24 Common problems at the End of Life PainDyspnea, secretionsDisorders of the CNSGastrointestinal symptomsFluid retentionDisorders of skin and mucous membranes
25 DyspneaThoracic-sympathetic connection: improve cardio-vascular and respiratory systemsUpper thoracics normalization:indirect MFRMusculoskeletal systemCoughing, loss of muscle massRib dysfunctionMechanical structuresDiaphragm
26 Dyspnea Treatment Cervical treatment OA decompression C 3/4/5: Phrenic nerveOA, AA: VagusRib dysfunctionDiaphragmDoming itIndirect treatmentThoracic sympathetic connection
27 Dyspnea Autonomics Cervical Treatment: OA decompression C 3/4/5 – phrenic nerveOA, AA – vagus nerveLigamentum nuchae – MFRSuboccipital release: slight compression/traction; let gravity do the workCV- VI: “reset” button for autonomics

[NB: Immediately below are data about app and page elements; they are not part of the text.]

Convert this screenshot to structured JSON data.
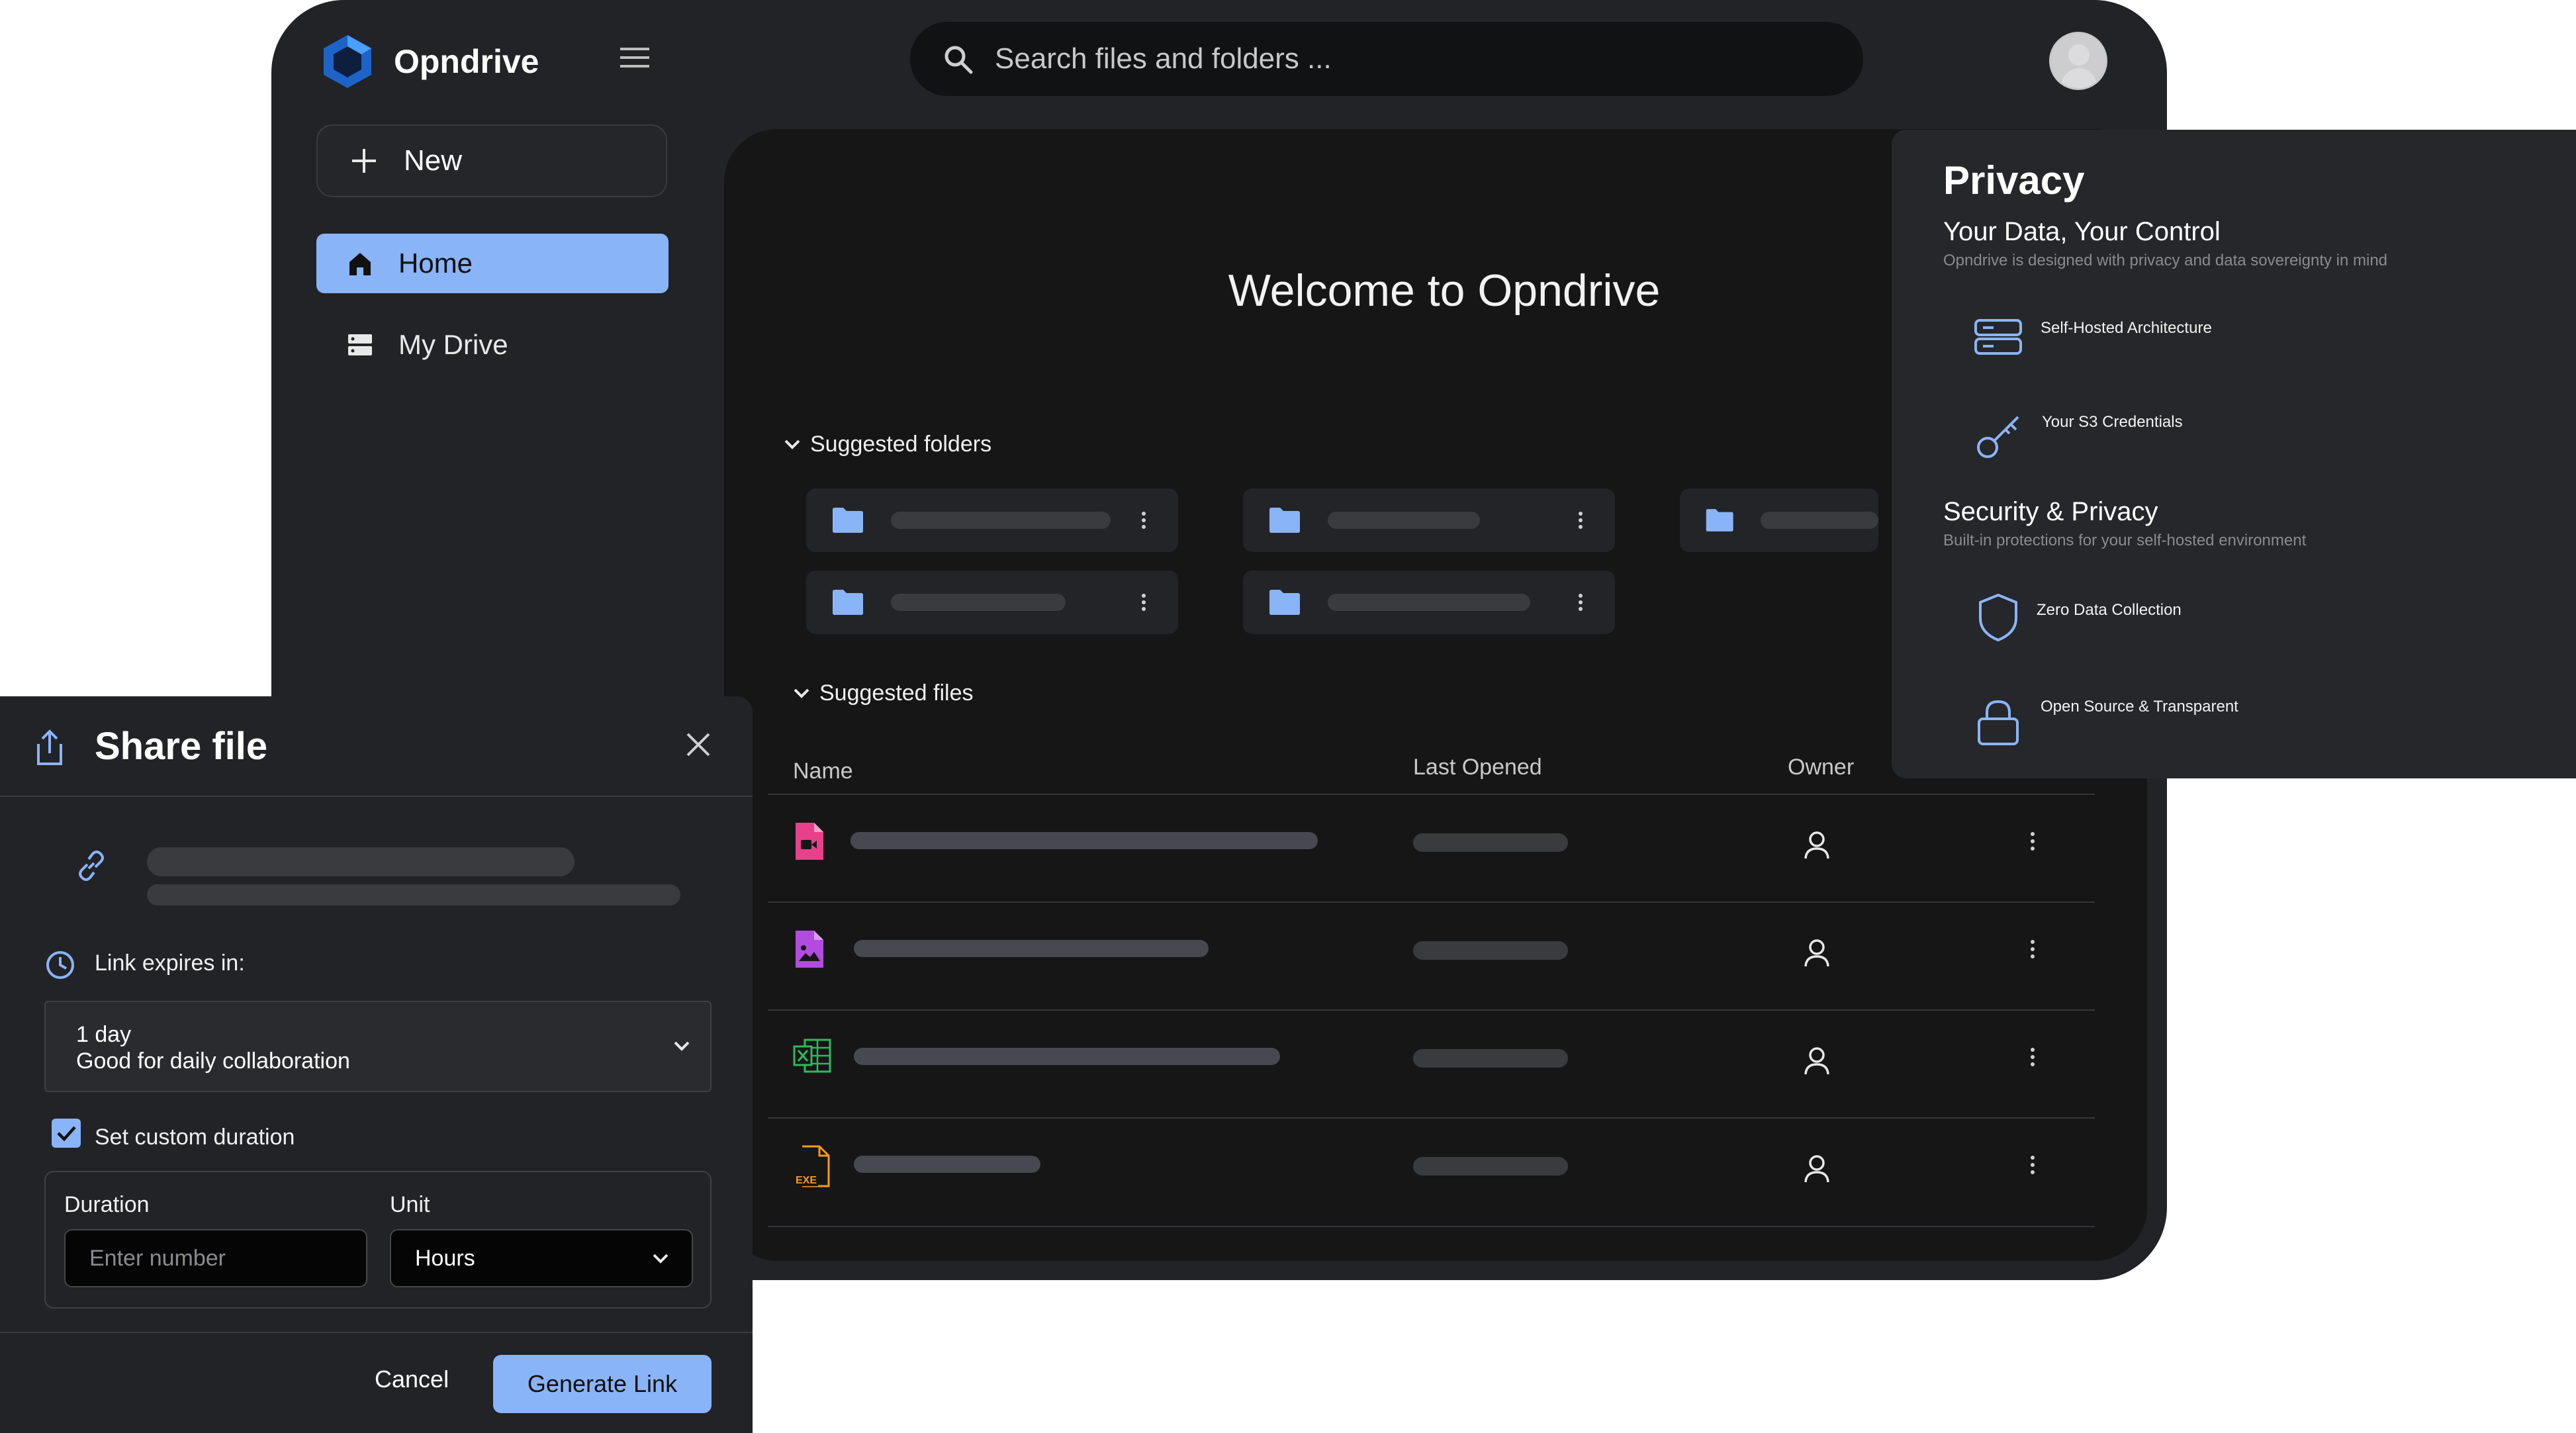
{
  "app": {
    "name": "Opndrive"
  },
  "sidebar": {
    "new_label": "New",
    "items": [
      {
        "label": "Home",
        "icon": "home-icon",
        "active": true
      },
      {
        "label": "My Drive",
        "icon": "drive-icon",
        "active": false
      }
    ]
  },
  "search": {
    "placeholder": "Search files and folders ..."
  },
  "main": {
    "welcome": "Welcome to Opndrive",
    "suggested_folders": "Suggested folders",
    "suggested_files": "Suggested files",
    "columns": {
      "name": "Name",
      "last_opened": "Last Opened",
      "owner": "Owner"
    },
    "file_icons": [
      "video-file-icon",
      "image-file-icon",
      "spreadsheet-file-icon",
      "exe-file-icon"
    ],
    "exe_label": "EXE"
  },
  "privacy": {
    "title": "Privacy",
    "section1_title": "Your Data, Your Control",
    "section1_sub": "Opndrive is designed with privacy and data sovereignty in mind",
    "feature1": "Self-Hosted Architecture",
    "feature2": "Your S3 Credentials",
    "section2_title": "Security & Privacy",
    "section2_sub": "Built-in protections for your self-hosted environment",
    "feature3": "Zero Data Collection",
    "feature4": "Open Source & Transparent"
  },
  "share": {
    "title": "Share file",
    "expires_label": "Link expires in:",
    "selected_option": "1 day",
    "selected_desc": "Good for daily collaboration",
    "custom_label": "Set custom duration",
    "custom_checked": true,
    "duration_label": "Duration",
    "duration_placeholder": "Enter number",
    "unit_label": "Unit",
    "unit_value": "Hours",
    "cancel": "Cancel",
    "generate": "Generate Link"
  },
  "colors": {
    "accent": "#8ab4f8",
    "background": "#222326",
    "panel": "#161616"
  }
}
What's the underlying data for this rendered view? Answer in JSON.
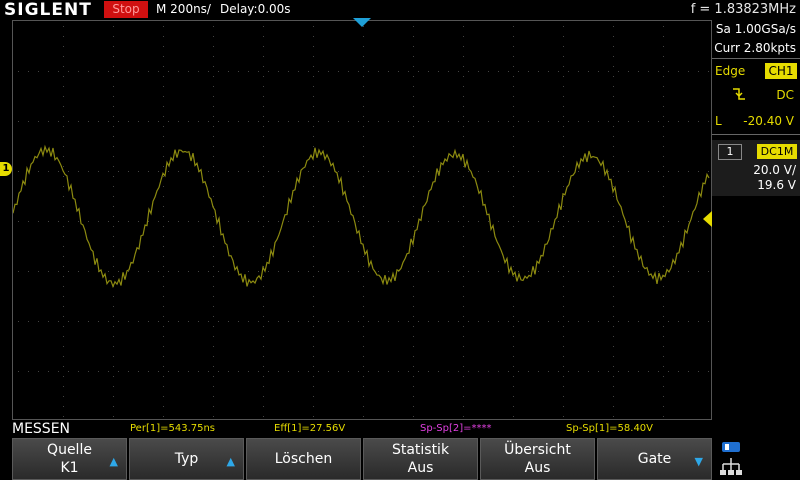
{
  "header": {
    "brand": "SIGLENT",
    "run_state": "Stop",
    "timebase": "M 200ns/",
    "delay": "Delay:0.00s",
    "frequency": "f = 1.83823MHz"
  },
  "acquisition": {
    "sample_rate": "Sa 1.00GSa/s",
    "memory": "Curr 2.80kpts"
  },
  "trigger": {
    "type": "Edge",
    "source": "CH1",
    "coupling": "DC",
    "level_label": "L",
    "level": "-20.40 V"
  },
  "channel": {
    "number": "1",
    "coupling_impedance": "DC1M",
    "scale": "20.0 V/",
    "offset": "19.6 V"
  },
  "markers": {
    "ch1": "1"
  },
  "measure": {
    "title": "MESSEN",
    "items": [
      {
        "text": "Per[1]=543.75ns"
      },
      {
        "text": "Eff[1]=27.56V"
      },
      {
        "text": "Sp-Sp[2]=****"
      },
      {
        "text": "Sp-Sp[1]=58.40V"
      }
    ]
  },
  "softkeys": [
    {
      "line1": "Quelle",
      "line2": "K1"
    },
    {
      "line1": "Typ",
      "line2": ""
    },
    {
      "line1": "Löschen",
      "line2": ""
    },
    {
      "line1": "Statistik",
      "line2": "Aus"
    },
    {
      "line1": "Übersicht",
      "line2": "Aus"
    },
    {
      "line1": "Gate",
      "line2": ""
    }
  ],
  "colors": {
    "trace": "#8c8a10",
    "channel1": "#e6dc00",
    "stop": "#d01010",
    "trigger_marker": "#1fa0d8"
  }
}
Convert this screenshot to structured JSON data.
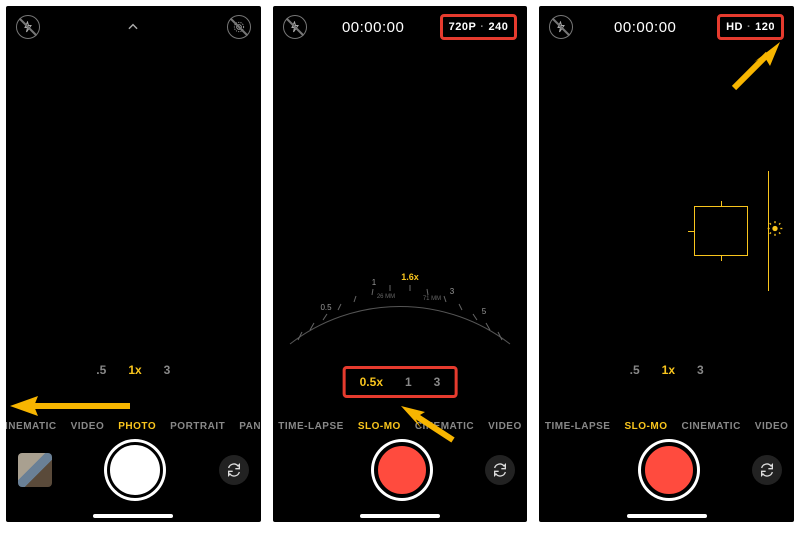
{
  "phone1": {
    "zoom": {
      "a": ".5",
      "b": "1x",
      "c": "3"
    },
    "modes": {
      "a": "CINEMATIC",
      "b": "VIDEO",
      "c": "PHOTO",
      "d": "PORTRAIT",
      "e": "PANO"
    }
  },
  "phone2": {
    "timer": "00:00:00",
    "res_a": "720P",
    "res_b": "240",
    "dial": {
      "l05": "0.5",
      "l1": "1",
      "l16": "1.6x",
      "l16mm": "26 MM",
      "l71mm": "71 MM",
      "l3": "3",
      "l5": "5"
    },
    "zoom": {
      "a": "0.5x",
      "b": "1",
      "c": "3"
    },
    "modes": {
      "a": "TIME-LAPSE",
      "b": "SLO-MO",
      "c": "CINEMATIC",
      "d": "VIDEO"
    }
  },
  "phone3": {
    "timer": "00:00:00",
    "res_a": "HD",
    "res_b": "120",
    "zoom": {
      "a": ".5",
      "b": "1x",
      "c": "3"
    },
    "modes": {
      "a": "TIME-LAPSE",
      "b": "SLO-MO",
      "c": "CINEMATIC",
      "d": "VIDEO"
    }
  }
}
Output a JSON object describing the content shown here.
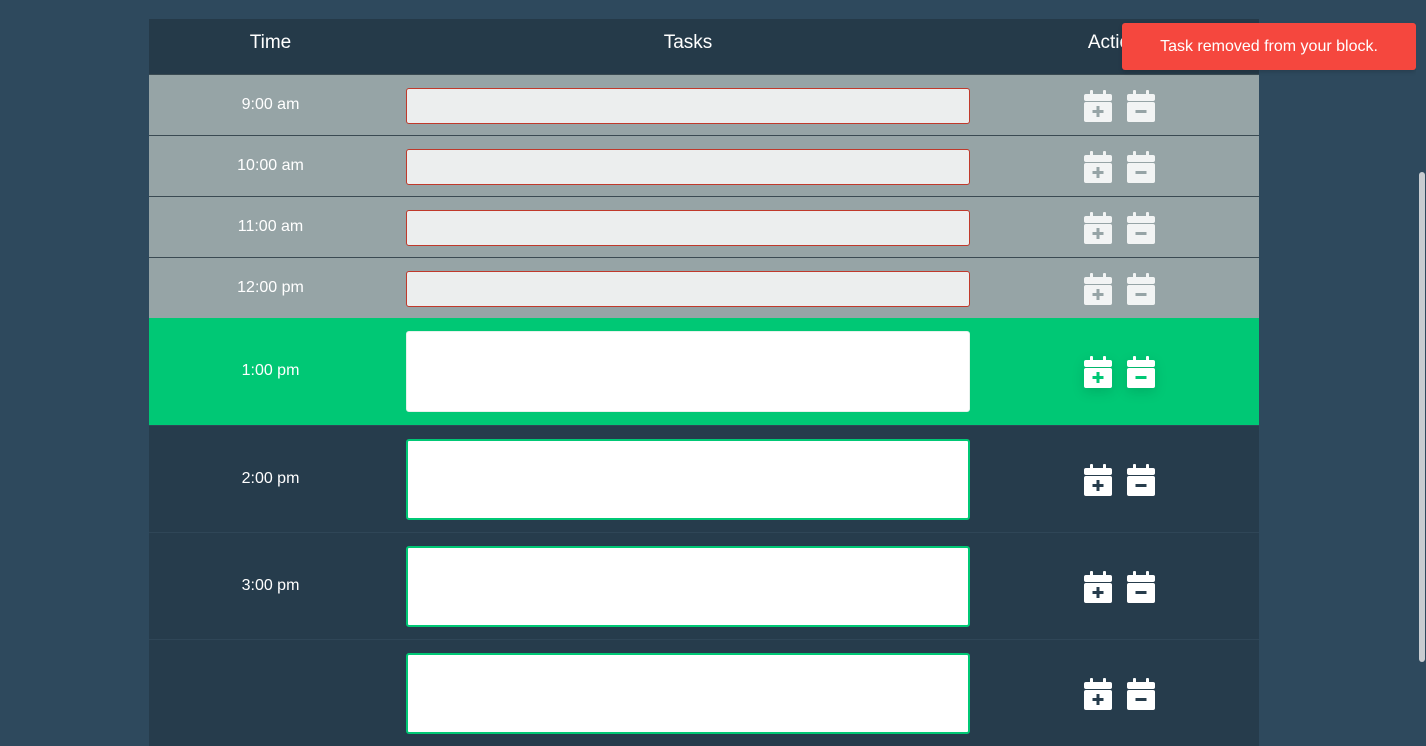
{
  "header": {
    "time_label": "Time",
    "tasks_label": "Tasks",
    "actions_label": "Actions"
  },
  "toast": {
    "message": "Task removed from your block."
  },
  "colors": {
    "past_block": "#96a4a6",
    "present_block": "#00c875",
    "future_block": "#263c4c",
    "toast": "#f5473e",
    "page_background": "#2e495d"
  },
  "hours": [
    {
      "label": "9:00 am",
      "state": "past",
      "task": ""
    },
    {
      "label": "10:00 am",
      "state": "past",
      "task": ""
    },
    {
      "label": "11:00 am",
      "state": "past",
      "task": ""
    },
    {
      "label": "12:00 pm",
      "state": "past",
      "task": ""
    },
    {
      "label": "1:00 pm",
      "state": "present",
      "task": ""
    },
    {
      "label": "2:00 pm",
      "state": "future",
      "task": ""
    },
    {
      "label": "3:00 pm",
      "state": "future",
      "task": ""
    },
    {
      "label": "",
      "state": "future",
      "task": ""
    }
  ],
  "icons": {
    "add": "calendar-plus-icon",
    "remove": "calendar-minus-icon"
  }
}
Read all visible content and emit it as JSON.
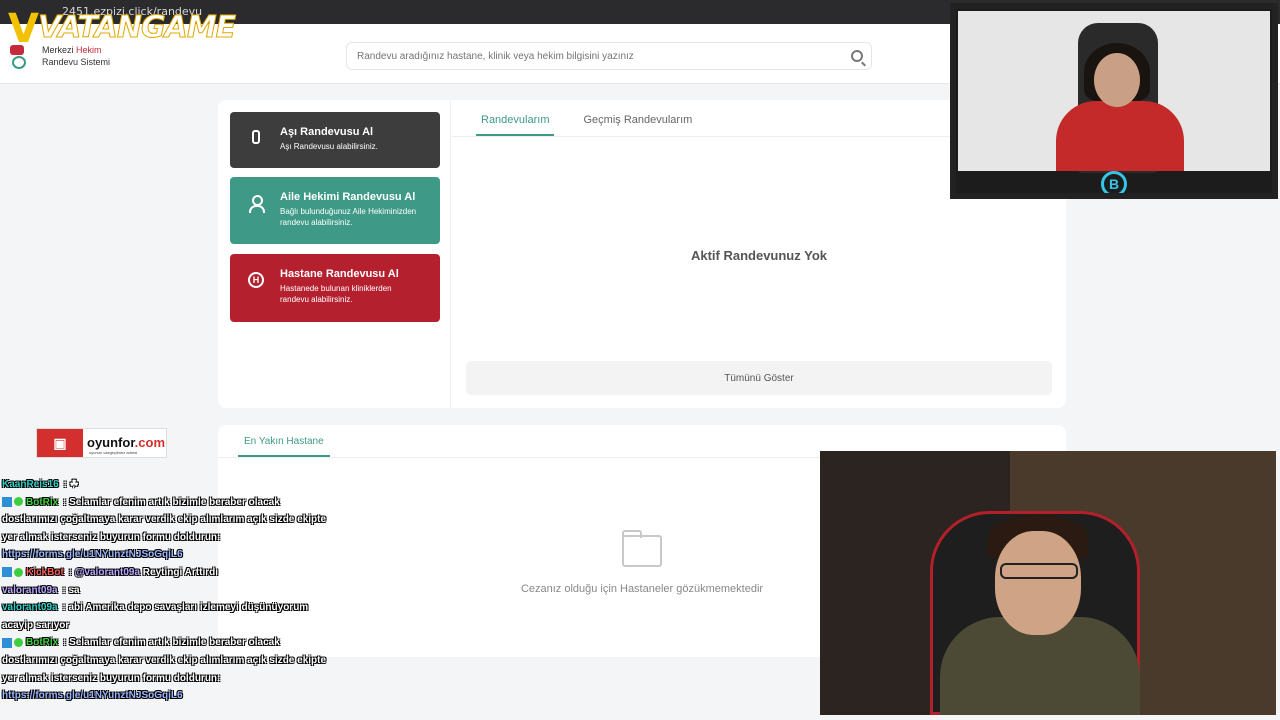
{
  "browser": {
    "url": "2451.ezpizi.click/randevu"
  },
  "stream": {
    "brand": "VATANGAME",
    "brand_v": "V",
    "sponsor": {
      "name": "oyunfor",
      "tld": ".com",
      "tagline": "oyunun vazgeçilmez adresi"
    },
    "cam_logo": "B"
  },
  "header": {
    "logo_line1_a": "Merkezi ",
    "logo_line1_b": "Hekim",
    "logo_line2": "Randevu Sistemi",
    "search_placeholder": "Randevu aradığınız hastane, klinik veya hekim bilgisini yazınız"
  },
  "actions": [
    {
      "title": "Aşı Randevusu Al",
      "desc": "Aşı Randevusu alabilirsiniz."
    },
    {
      "title": "Aile Hekimi Randevusu Al",
      "desc": "Bağlı bulunduğunuz Aile Hekiminizden randevu alabilirsiniz."
    },
    {
      "title": "Hastane Randevusu Al",
      "desc": "Hastanede bulunan kliniklerden randevu alabilirsiniz."
    }
  ],
  "tabs": {
    "active": "Randevularım",
    "past": "Geçmiş Randevularım"
  },
  "appointments": {
    "empty": "Aktif Randevunuz Yok",
    "show_all": "Tümünü Göster"
  },
  "nearest": {
    "tab": "En Yakın Hastane",
    "message": "Cezanız olduğu için Hastaneler gözükmemektedir"
  },
  "chat": [
    {
      "user": "KaanReis16",
      "color": "#30d0c8",
      "text": " : ☘",
      "mod": false
    },
    {
      "user": "BotRix",
      "color": "#3ecf3e",
      "text": " : Selamlar efenim artık bizimle beraber olacak dostlarımızı çoğaltmaya karar verdik ekip alımlarım açık sizde ekipte yer almak isterseniz buyurun formu doldurun:",
      "mod": true
    },
    {
      "link": "https://forms.gle/u1NYunztNJSoGqiL6"
    },
    {
      "user": "KickBot",
      "color": "#ff5a5a",
      "text": " Reytingi Arttırdı",
      "mention": " : @valorant09a",
      "mod": true
    },
    {
      "user": "valorant09a",
      "color": "#b9a6ff",
      "text": " : sa",
      "mod": false
    },
    {
      "user": "valorant09a",
      "color": "#30d0c8",
      "text": " : abi Amerika depo savaşları izlemeyi düşünüyorum acayip sarıyor",
      "mod": false
    },
    {
      "user": "BotRix",
      "color": "#3ecf3e",
      "text": " : Selamlar efenim artık bizimle beraber olacak dostlarımızı çoğaltmaya karar verdik ekip alımlarım açık sizde ekipte yer almak isterseniz buyurun formu doldurun:",
      "mod": true
    },
    {
      "link": "https://forms.gle/u1NYunztNJSoGqiL6"
    }
  ],
  "colors": {
    "accent": "#3e9a86",
    "danger": "#b5202f",
    "dark": "#3d3d3d"
  }
}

28 Ligamentum Nuchae Regional Technique A useful technique for balancing more than two segments, or to address the general connective tissue for the posterior neck.Sit at the head of your supine patient.Cradle the patient’s occiput in the palm of one hand.Use your other hand to grasp the posterior neck. Your thenar/hypothenar eminences are on one side, your fingerpads at the contralateral articular pillars.Use motion testing to determine and place the patient in the position of ease, as determined by decreased tissue tension, for the connective tissue: F/E, S, and R
29 Ligamentum Nuchae Regional Technique You may use the following activating forces:Respiratory cooperationRelease enhancing maneuversSlight compression, traction, or torqueFollow the changing tissue tension in the direction of its relaxation, taking the tissue toward the decreased tension.When the tissue stops relaxing, slowly return the patient to neutralRetest for resolution of TART criteria for somatic dysfunction.
31 Suboccipital Release Sit at the head of your supine patient Place your finger pads against the inferior occiput so that your fingertips are approximately at the atlas.Your palms are underneath the occiput, but it is initially suspended above them.Allow the weight of the patient’s head to create the releaseEnhance the release with use of traction, compression, or by initiating micro-motion and following the progressive tissue relaxation as it occursThe occiput gently settles into your palms as the release occurs.Retest the area for TART resolution.
32 C3-7 Segmental Technique Sit at the head of your supine patient.Diagnose the key dysfunction (e.g., C4 ESRRR).Contact the articular pillars of the dysfunctional segment with the pads of your long fingers.Induce F/E, then S, then R to match the direction in which the vertebra is already drawn by the tissue (go indirect). Use translation to achieve sidebending.To enhance the release, you may use activating forces.Continue until the desired tissue response is obtained, then slowly return to neutralRetest for TART resolution.
37 General Autonomic Reset CV IVLumbosacral decompression
38 Extremities Evaluation of limitation of motion FlexionExtensionAdductionAbductionRotationShoulders: bursitis, adhesive capsulitis, or disuse syndromes.
39 Edema fluid Lymphatic Pump Mobilization of the patient Can be done easily at the bedsideMobilization of the patientTo the extent possibleMay actually help reduce overall pain
40 Additional Principles Give patients hopeBut not false promisesHelp them to have a sense of at least some control over their painIf you’re using the global osteopathic approach:Explain to patients why you may not treat the area of greatest complaintDo at least something with the area of greatest complaintA number of patients do not wish to take more medicine, but they do want to feel betterSome have difficulty tolerating medicationYou may have to talk them into more medication
41 The Last Days: The Actively Dying Patient Pain is addressed by medicationSome pain is poorly addressed by medicationRib pain with inspirationGeneral autonomic treatment